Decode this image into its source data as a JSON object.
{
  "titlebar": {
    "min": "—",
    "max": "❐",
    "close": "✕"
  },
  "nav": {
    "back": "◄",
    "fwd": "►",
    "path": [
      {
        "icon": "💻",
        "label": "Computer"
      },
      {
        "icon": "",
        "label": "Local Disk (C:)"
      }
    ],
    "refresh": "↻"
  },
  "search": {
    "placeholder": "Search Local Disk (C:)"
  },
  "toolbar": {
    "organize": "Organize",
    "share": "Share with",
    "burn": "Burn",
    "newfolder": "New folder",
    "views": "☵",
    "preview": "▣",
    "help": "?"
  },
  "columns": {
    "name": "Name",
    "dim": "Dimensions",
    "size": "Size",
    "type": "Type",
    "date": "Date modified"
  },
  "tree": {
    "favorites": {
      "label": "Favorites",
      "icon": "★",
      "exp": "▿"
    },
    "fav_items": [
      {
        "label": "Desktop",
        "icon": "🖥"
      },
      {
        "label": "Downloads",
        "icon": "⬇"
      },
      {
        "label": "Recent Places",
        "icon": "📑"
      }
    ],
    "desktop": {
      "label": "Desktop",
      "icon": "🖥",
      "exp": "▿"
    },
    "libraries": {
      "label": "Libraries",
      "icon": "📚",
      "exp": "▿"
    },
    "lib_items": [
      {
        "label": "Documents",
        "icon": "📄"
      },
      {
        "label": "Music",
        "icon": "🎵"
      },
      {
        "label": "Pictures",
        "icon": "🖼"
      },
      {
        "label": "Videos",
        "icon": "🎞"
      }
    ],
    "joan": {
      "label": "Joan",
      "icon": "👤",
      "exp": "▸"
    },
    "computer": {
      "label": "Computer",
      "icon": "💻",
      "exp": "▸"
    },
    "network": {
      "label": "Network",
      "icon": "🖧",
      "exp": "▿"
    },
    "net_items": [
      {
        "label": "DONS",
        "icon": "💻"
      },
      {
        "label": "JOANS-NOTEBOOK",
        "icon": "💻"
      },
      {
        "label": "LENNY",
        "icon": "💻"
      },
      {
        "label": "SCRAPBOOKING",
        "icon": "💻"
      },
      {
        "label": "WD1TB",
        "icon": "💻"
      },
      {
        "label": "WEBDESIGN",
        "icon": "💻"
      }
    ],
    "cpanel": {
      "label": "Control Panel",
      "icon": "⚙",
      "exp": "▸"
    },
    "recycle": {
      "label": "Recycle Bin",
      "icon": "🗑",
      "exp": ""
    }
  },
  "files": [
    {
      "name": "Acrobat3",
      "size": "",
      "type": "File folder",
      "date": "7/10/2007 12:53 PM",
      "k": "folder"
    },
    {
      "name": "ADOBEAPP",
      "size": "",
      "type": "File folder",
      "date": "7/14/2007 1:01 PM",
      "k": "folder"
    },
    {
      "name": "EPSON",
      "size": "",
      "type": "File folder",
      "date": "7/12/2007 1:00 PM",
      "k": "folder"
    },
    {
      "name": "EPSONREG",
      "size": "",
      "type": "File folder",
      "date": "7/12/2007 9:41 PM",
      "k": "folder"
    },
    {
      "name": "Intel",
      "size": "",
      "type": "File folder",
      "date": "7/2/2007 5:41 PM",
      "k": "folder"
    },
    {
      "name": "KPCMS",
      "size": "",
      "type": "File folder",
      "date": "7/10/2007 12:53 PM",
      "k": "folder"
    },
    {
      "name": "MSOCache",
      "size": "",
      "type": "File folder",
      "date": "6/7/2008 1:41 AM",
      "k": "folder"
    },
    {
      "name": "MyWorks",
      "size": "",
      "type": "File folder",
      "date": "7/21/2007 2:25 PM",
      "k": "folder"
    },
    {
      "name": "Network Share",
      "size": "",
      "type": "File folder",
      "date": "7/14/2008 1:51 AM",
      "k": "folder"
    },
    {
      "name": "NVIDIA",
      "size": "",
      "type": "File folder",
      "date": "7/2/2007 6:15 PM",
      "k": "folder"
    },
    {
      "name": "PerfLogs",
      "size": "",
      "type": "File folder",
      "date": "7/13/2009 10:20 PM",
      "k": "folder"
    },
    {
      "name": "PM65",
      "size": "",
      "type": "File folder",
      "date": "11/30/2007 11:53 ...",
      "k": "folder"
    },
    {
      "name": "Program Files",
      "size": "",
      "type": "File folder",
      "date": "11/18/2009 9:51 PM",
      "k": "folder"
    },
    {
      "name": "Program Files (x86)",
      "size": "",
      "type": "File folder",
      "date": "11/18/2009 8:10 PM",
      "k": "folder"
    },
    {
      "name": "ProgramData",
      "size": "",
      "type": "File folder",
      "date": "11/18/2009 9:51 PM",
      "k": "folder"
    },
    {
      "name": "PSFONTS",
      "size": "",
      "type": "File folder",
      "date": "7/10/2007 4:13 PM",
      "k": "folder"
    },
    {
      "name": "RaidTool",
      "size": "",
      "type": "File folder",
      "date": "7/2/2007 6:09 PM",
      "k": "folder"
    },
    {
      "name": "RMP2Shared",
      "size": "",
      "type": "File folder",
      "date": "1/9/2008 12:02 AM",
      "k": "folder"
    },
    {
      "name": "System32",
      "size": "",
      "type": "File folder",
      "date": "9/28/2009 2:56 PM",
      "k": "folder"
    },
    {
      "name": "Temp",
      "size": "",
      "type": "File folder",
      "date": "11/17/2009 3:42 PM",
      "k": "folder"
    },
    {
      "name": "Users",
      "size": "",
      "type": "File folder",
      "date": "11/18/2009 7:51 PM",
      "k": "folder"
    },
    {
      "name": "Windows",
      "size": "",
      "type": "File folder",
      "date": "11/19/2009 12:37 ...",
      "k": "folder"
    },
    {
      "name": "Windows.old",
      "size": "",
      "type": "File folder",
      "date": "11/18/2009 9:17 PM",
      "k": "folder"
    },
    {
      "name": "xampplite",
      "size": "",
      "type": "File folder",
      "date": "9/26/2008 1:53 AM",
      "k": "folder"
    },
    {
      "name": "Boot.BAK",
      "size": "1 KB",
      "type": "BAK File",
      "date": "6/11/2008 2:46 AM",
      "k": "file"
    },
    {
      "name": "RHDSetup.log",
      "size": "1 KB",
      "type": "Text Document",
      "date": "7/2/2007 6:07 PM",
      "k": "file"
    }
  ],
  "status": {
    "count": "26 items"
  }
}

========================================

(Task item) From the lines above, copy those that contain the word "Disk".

(Reply to the exercise)
        "label": "Local Disk (C:)"
    "placeholder": "Search Local Disk (C:)"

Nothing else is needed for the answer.